“Oh, don’t tell me you knew about this?”
“Okay, I won’t,” grinned Shadow. “After listening to Frodo, when I realized he was there, I figured a little more youth and enthusiasm would add to our age and treachery. Between the five of us, we ought to be able to handle anything!”
“Right. Perfectly logical! And wipe that silly arse smirk of yer face!”
“Oberscharführer, I owe you and your crew an apology. Two, actually. I overheard the Rottenführer’s report, and acted in a very compulsive and unforgivable manner. Stowing away is not proper conduct for an officer of the Deutsches Heer. I am sorry. I don’t suppose it’s any consolation that I stowed away in order to head for trouble?”
Tom just stood there. In addition to being totally confused by this quest, now he had a relatively normal German to deal with. At least Sam and Frodo were part of the magick world. The Shadow, well, he was the Shadow, whatever the feck that meant! He still hadn’t come to grips with whatever it meant to be chosen for whatever the hell this quest was, either. Now Leutnant Beppo. He should have stayed back in Eire, and fought the Brits. At least those bastards were the ones he knew and understood.
“Herr Leutnant, you’re in the shite now, whether you like it or not. I imagine you’ve heard enough to know that whatever we’re heading into, you’d probably prefer to face Ivan. Even the two leprechauns don’t know what’s going on, so might just have bitten off more than you can chew. I’ll tell you this, though. You’re in over your head. Regardless of those shoulder straps, this is my mission.
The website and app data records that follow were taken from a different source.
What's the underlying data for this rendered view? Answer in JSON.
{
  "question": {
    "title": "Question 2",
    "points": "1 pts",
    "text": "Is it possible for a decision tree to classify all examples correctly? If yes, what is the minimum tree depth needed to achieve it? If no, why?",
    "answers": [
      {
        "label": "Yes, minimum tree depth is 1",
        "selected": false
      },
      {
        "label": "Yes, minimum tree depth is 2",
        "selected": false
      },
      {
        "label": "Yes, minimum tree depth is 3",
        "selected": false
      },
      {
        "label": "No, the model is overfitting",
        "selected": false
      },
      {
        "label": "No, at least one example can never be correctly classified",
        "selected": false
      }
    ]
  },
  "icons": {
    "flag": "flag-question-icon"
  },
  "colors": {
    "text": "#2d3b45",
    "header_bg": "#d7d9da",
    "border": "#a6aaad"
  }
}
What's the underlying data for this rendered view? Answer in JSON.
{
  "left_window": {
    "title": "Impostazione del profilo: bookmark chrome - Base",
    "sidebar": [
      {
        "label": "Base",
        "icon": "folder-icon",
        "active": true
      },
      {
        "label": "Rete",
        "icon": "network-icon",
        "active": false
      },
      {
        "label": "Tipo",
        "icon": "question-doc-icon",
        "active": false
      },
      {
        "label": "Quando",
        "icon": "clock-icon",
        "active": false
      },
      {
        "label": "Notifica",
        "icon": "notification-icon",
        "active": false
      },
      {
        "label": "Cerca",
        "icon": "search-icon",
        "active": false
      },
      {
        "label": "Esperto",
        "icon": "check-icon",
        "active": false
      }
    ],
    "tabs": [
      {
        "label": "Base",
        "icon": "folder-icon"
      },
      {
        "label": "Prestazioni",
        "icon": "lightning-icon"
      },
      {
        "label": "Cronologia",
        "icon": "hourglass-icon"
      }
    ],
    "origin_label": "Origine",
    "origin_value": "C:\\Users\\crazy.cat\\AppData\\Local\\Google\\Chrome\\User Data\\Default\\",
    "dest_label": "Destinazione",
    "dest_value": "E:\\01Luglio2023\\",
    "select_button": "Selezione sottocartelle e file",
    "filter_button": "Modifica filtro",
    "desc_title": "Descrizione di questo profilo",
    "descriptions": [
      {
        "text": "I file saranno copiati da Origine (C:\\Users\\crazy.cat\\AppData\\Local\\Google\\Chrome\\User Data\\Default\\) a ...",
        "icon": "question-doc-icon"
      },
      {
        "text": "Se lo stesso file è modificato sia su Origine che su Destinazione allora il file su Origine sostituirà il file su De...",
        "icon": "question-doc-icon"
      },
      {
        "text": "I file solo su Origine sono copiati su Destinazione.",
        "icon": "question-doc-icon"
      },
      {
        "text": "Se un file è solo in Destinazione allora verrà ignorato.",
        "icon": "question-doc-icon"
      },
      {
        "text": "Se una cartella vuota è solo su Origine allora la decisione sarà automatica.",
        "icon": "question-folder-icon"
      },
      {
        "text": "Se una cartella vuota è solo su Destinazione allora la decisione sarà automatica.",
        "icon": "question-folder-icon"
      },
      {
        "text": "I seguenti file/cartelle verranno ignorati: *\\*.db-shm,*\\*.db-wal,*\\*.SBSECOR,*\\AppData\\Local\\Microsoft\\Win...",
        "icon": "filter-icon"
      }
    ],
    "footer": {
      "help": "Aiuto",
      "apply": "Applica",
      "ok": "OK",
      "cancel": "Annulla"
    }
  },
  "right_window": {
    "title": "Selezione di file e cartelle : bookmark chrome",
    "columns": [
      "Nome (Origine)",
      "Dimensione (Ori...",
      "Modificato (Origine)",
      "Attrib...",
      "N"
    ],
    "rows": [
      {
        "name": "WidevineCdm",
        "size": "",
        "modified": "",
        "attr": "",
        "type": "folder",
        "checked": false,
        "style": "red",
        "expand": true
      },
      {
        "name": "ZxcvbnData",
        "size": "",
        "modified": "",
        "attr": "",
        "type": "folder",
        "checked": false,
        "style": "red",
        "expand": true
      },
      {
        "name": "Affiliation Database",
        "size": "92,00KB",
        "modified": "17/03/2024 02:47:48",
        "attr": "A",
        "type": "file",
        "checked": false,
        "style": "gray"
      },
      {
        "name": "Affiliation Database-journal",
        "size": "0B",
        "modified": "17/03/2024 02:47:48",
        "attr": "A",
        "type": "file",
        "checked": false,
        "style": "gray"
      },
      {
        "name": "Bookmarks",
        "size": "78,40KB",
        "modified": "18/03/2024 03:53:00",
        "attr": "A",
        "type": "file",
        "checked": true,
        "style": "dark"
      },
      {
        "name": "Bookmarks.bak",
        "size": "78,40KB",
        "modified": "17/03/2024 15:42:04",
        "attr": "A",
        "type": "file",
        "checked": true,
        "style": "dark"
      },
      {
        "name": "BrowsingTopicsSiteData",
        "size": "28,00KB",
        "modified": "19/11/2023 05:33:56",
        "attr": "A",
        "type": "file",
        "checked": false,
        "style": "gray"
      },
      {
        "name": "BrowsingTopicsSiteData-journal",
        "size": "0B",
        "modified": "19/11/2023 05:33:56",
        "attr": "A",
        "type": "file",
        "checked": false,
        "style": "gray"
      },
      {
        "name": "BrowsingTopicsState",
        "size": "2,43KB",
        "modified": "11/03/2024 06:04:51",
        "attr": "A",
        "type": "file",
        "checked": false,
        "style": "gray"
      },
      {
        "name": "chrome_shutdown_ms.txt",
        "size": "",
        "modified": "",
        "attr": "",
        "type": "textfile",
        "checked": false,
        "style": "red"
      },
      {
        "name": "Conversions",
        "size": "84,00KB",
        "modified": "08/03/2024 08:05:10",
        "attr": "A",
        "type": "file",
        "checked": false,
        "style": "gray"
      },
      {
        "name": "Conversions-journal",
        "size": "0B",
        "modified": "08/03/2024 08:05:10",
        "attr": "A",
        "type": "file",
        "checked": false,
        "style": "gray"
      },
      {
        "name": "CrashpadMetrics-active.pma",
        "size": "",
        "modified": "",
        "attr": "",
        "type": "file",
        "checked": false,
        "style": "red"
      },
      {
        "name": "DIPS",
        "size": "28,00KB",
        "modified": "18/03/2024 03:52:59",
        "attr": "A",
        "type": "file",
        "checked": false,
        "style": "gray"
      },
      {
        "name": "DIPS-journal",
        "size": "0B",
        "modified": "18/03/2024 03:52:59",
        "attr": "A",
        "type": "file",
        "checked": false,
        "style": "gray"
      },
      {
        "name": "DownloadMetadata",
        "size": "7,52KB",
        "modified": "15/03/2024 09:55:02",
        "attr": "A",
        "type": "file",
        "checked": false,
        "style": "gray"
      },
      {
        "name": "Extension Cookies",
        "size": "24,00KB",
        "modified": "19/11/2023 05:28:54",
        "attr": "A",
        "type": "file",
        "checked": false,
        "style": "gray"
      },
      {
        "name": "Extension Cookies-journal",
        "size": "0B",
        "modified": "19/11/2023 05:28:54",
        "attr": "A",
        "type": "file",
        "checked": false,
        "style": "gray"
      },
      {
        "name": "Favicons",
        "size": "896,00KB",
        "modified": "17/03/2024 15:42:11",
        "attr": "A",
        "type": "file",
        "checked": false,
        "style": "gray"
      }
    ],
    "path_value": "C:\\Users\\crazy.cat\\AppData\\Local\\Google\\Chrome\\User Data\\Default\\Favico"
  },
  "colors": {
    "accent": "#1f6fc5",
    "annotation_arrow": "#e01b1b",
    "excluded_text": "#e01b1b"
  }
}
This is my Panzerspähwagen, and my crew. I’m in charge. Hell, I’m the bleedin’ ‘Chosen One.’ You’re just along for the ride, or you can stay here. Clear?”
Beppo looked as if he were about to explode at the effrontery of this NCO, but he swallowed his pride. Tom was right. If half of the story he heard was true, he was in over his head. You could shoot Ivan, but how do you kill a leprechaun? “I understand. I will stay out of your way, and help where I can.”
“Good.” Tom turned to his crew. “Sam! Check the fuel. Frodo, you’re back at the wheel for a while. Shadow, give the Leutnant one of the MP40s. They’re slightly more useful than his pistol.”
Sam looked down from the back deck. “Tom, something’s not right.”
“Well, nothing’s wrong, per se. For some reason, we’re getting fantastic mileage.”
“What do you mean?”
“Well, we’ve driven about a hundred, hundred and fifty kilometers, and we’ve used about half a liter of fuel. I have a funny feeling we’re not in the Leutnant’s world anymore, if you know what I mean.”
Tom reached in his pocket, and with just a little trepidation pulled the Sérkatoray out of his pocket. It was glowing blue. Slowly, he turned back and forth where he stood. He noted where the light was the brightest, but he also saw that there was a brief flash of red at one ‘compass point.’ “Sam, what does this mean?”
“Well, I’m thinking we want to head to that bright blue light. Red usually means evil, but you’ve just got that flash. Just a spot of trouble?”
“You know, when my resident magick expert doesn’t know what’s going on, it doesn’t exactly fill me with confidence.”
“Well, what do you expect? I know how things work in Ireland, but we aren’t in Ireland, are we, ye git!”
“Mount up, ye bunch of blackguards! Leutnant, you’ve just been transferred to the Panzergrenadiers. You’ll have to hang on the back of the turret, there’s not enough room for you inside. You can help keep an eye out for anything, er, unusual.”
Beppo knew damned good and well there was room enough for him inside the car, but decided that being outside was a shade bit better than being down inside the car, second in line for a hatch if there was any trouble. He nodded in agreement, and climbed up on the deck. He took the MP from Shadow, and made himself comfortable. As the car started up and moved out, he scanned the horizon behind them. What was he looking for, anyway?
Feldgrau für alle und alle für Feldgrau!